Although President Obama said in spring 2013 that little would change for the 85% to 90% of Americans who already have healcare insurance coverage, only that “their insurance is stronger, better, more secure than it was before,” that does not appear to be the case at a growing number of companies. United Parcel Service (UPS, Fortune 500) told employees that health reform is contributing a 4% increase to the cost of coverage for 2014, while health care inflation adds another 7.25%. And Delta Air Lines (DAL, Fortune 500) said that Obamacare and inflation would increase costs by $100 million, though it only identifies $38 million as due to health reform.
Major Obamacare fees and taxes that employers say will raise their costs: The transitional reinsurance fee, the Patient Centered Outcomes Research Institute fee, the health insurer fee, the ‘Cadillac’ tax, and the individual mandate. Aside from these items boosting health insurance costs for employers, experts point out that companies have been shifting more of the burden to workers for years.
Strange as it seems, many employees in 2014 may ask their employers not to offer them health insurance benefits, owing to a quirk in Obamacare that could financially penalize certain workers and their families.

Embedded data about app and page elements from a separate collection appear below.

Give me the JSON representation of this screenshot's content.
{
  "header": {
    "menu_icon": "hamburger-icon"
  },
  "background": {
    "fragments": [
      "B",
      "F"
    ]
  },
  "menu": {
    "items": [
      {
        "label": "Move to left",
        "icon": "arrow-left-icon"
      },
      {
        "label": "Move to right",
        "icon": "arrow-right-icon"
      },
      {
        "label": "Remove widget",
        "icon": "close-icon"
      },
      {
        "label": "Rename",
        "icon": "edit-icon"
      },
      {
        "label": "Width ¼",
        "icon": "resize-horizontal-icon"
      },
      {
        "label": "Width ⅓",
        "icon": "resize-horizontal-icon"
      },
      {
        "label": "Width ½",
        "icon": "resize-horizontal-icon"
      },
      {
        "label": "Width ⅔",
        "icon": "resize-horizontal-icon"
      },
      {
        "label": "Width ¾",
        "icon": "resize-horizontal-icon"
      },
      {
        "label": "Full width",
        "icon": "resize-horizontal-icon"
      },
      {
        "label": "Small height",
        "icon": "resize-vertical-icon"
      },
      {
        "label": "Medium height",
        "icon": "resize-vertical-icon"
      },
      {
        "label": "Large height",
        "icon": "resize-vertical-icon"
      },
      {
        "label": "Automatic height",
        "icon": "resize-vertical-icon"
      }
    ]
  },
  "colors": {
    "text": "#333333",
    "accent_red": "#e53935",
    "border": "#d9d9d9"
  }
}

Some employees will find it less expensive to have an employer not offer health insurance subsidies for them and their families, and then instead buy insurance with government subsidies on the Obamacare state health exchanges.
For Obamacare to succeed, millions of healthy, young, uninsured Americans must join a health plan to counterbalance the sicker millions who are most likely to buy insurance. If not, then health plans on the exchanges will have to raise premiums. Healthier Americans will probably select cheaper “bronze plans.” Insurers will pursue healthy people. In some states, large insurers are not going to participate in exchanges to avoid their strictures. On the outside, they could still sell inexpensive plans to skim off the healthy and avoid a rule that insurers on the exchanges must also offer more generous “silver” and “gold” plans.

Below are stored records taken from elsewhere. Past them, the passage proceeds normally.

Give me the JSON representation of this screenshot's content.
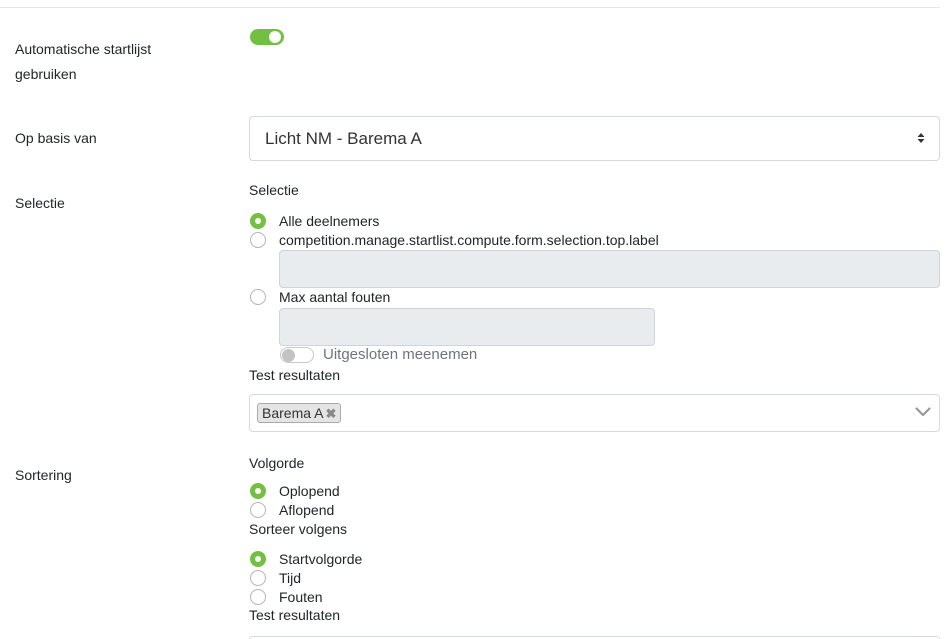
{
  "settings": {
    "auto_startlist_label_line1": "Automatische startlijst",
    "auto_startlist_label_line2": "gebruiken",
    "auto_startlist_enabled": true,
    "basis_label": "Op basis van",
    "basis_value": "Licht NM - Barema A",
    "selectie_label": "Selectie",
    "sortering_label": "Sortering"
  },
  "selection": {
    "heading": "Selectie",
    "options": [
      {
        "label": "Alle deelnemers",
        "checked": true
      },
      {
        "label": "competition.manage.startlist.compute.form.selection.top.label",
        "checked": false
      },
      {
        "label": "Max aantal fouten",
        "checked": false
      }
    ],
    "top_input_value": "",
    "max_faults_input_value": "",
    "include_excluded_label": "Uitgesloten meenemen",
    "include_excluded_enabled": false,
    "test_results_label": "Test resultaten",
    "test_results_tags": [
      "Barema A"
    ]
  },
  "sorting": {
    "order_heading": "Volgorde",
    "order_options": [
      {
        "label": "Oplopend",
        "checked": true
      },
      {
        "label": "Aflopend",
        "checked": false
      }
    ],
    "sort_by_heading": "Sorteer volgens",
    "sort_by_options": [
      {
        "label": "Startvolgorde",
        "checked": true
      },
      {
        "label": "Tijd",
        "checked": false
      },
      {
        "label": "Fouten",
        "checked": false
      }
    ],
    "test_results_label": "Test resultaten"
  },
  "colors": {
    "accent": "#72c040",
    "input_disabled": "#e9ecef",
    "border": "#d6d9dc"
  }
}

Some studies suggest that more competition among health insurers leads to lower hospital fees on average and that premiums rise when insurer competition diminishes. But researchers have also found that top hospitals — which any decent plan must have on its network — increase their fees when more health plans compete for their business.
Obamacare calls for a 10 percent sales tax when you exposes yourself to potentially harmful, cancer-causing tanning rays, thus affecting everyone’s health-insurance premiums. An exception is if the tanning bed is offered as part of a gym or fitness center at no extra charge. Then no tax will be imposed. Obamacare includes 47 other tax provisions.
The Ohio Department of Insurance has announced that, based on the rates submitted by insurers to date, the average individual-market health insurance premium in 2014 will be about $420, “representing an increase of 88 percent” relative to 2013.
The author argues that the health insurance plans sold in the Obamacare exchanges next year are likely to be pricey relative to the benefits theyoffer. The health insurers were hoping that many young, healthy individuals would enter the exchanges, subsidzing older, and perhaps sicker members. For many young people, however, the coverage won’t be worth its cost. Moreover, early customers will be those in greatest need of medical care, who also have the highest medical costs.